Volcano collapsed on May 20, sending volcanic debris cascading down
its eastern flanks into the Caribbean. Billowing clouds of ash shot
more than 10 miles into the sky, according to reports.
There were no
injuries on Montserrat, but the decreased visibility from the ash
cloud cancelled numerous flights on May 21 between islands in the
region and also to and from the Caribbean and Miami, New York, San
Juan and Toronto.
According to a
statement on the Montserrat Tourist Boards Web site [www.visitmontserrat.com], the island is open for
We would like the
traveling public to know that Montserrat remains open for visitors
and is still safe to visit, according to Ernestine Cassell,
director of tourism for the Montserrat Tourist Board. Tourism

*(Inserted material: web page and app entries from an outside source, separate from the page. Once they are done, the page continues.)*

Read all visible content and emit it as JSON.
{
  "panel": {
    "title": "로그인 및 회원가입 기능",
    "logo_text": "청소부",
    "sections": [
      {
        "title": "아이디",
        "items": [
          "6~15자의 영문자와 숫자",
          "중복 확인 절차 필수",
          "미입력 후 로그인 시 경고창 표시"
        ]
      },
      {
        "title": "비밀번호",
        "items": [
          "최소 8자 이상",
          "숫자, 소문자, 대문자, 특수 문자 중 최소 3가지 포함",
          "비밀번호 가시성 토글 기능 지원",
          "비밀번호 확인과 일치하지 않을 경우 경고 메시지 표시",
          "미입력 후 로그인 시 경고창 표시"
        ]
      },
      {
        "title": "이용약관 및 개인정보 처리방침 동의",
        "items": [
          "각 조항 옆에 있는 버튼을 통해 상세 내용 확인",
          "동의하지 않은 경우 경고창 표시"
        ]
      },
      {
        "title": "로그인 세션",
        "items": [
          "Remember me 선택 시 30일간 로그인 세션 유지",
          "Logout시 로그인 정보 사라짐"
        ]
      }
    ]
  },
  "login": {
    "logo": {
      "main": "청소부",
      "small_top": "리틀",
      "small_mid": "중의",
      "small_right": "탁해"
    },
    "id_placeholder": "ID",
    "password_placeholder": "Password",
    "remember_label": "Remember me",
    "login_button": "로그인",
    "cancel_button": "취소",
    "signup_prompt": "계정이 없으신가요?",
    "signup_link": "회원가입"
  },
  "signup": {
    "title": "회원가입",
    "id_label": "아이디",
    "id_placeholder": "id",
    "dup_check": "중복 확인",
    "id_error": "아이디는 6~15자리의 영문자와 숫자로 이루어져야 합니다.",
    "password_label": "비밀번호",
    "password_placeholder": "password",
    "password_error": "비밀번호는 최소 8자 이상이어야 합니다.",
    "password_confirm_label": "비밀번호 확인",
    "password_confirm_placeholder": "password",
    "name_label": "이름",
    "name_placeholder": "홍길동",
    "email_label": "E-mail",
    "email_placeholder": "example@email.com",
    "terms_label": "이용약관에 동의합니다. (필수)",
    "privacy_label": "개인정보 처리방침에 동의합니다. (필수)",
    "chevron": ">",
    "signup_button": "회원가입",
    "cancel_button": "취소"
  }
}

businesses in the north are fully operational and most
establishments in the affected areas should be back to normal in
the next week.
The dome had been
building since last August and formed the highest part of the
Hills Volcano sprang to life in 1995. A second eruption in 1997
buried much of the islands southern half, including the capital of
Montserrat remains an exclusion zone, and the 5,000 people who now
live in Montserrat reside in the north.
information, visit the Montserrat Tourist Boards Web site at www.visitmontserrat.com; for updates on volcanic
activity, visit the Montserrat Volcano Observatory Web site at www.mvo.ms.
the reporter who wrote this article, send e-mail to Gay Nagle Myers
at [email protected].